Priority

Level

ENV31-C

Low

Probable

Medium

P4

L3

Automated Detection

Tool

Version

Checker

Description

Compass/ROSE




LDRA tool suite
9.7.1
118 SFully Implemented
Parasoft C/C++test

10.4.2

CERT_C-ENV31-a

Do not rely on an environment pointer following an operation that may invalidate it

Polyspace Bug Finder

R2018a

Environment pointer invalidated by previous operationCall to setenv or putenv family function modifies environment pointed to by pointer
PRQA QA-C

9.5

4991, 4992, 4993

Related Vulnerabilities

Search for vulnerabilities resulting from the violation of this rule on the CERT website.

Related Guidelines

Key here (explains table format and definitions)

Taxonomy

Taxonomy item

Relationship

CERT CVOID ENV31-CPP. Do not rely on an environment pointer following an operation that may invalidate itPrior to 2018-01-12: CERT: Unspecified Relationship

Bibliography

[IEEE Std 1003.1:2013]XSH, System Interfaces, setenv
[ISO/IEC 9899:2011]J.5.1, "Environment Arguments"
[MSDN]_environ, _wenviron,
getenv, _wgetenv,
_putenv_s, _wputenv_s



2 Comments

  1. In a multi-threaded environment, could the string become invalidated by a different thread calling setenv()? In that case, is a compliant solution even possible?
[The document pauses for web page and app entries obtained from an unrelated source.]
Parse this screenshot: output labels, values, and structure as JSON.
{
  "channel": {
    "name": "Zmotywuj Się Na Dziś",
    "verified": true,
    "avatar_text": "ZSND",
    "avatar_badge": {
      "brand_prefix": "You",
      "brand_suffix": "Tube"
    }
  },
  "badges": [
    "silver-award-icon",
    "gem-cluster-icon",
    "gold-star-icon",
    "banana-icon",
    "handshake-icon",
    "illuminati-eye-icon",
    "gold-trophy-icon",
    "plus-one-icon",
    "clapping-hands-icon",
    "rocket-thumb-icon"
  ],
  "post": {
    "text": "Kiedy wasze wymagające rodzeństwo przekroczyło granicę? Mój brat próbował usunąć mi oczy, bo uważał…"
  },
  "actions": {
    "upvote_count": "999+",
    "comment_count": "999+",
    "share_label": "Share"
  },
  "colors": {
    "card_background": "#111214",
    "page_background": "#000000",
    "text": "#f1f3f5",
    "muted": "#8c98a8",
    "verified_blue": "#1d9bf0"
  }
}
Or do we not care since we can assume that a user will use mutexes around environment operations?

  2. This rule seems to violate our requirement that the noncompliant code example can be expressed using standard C.  That being said, I think it is a valid exception to the requirement.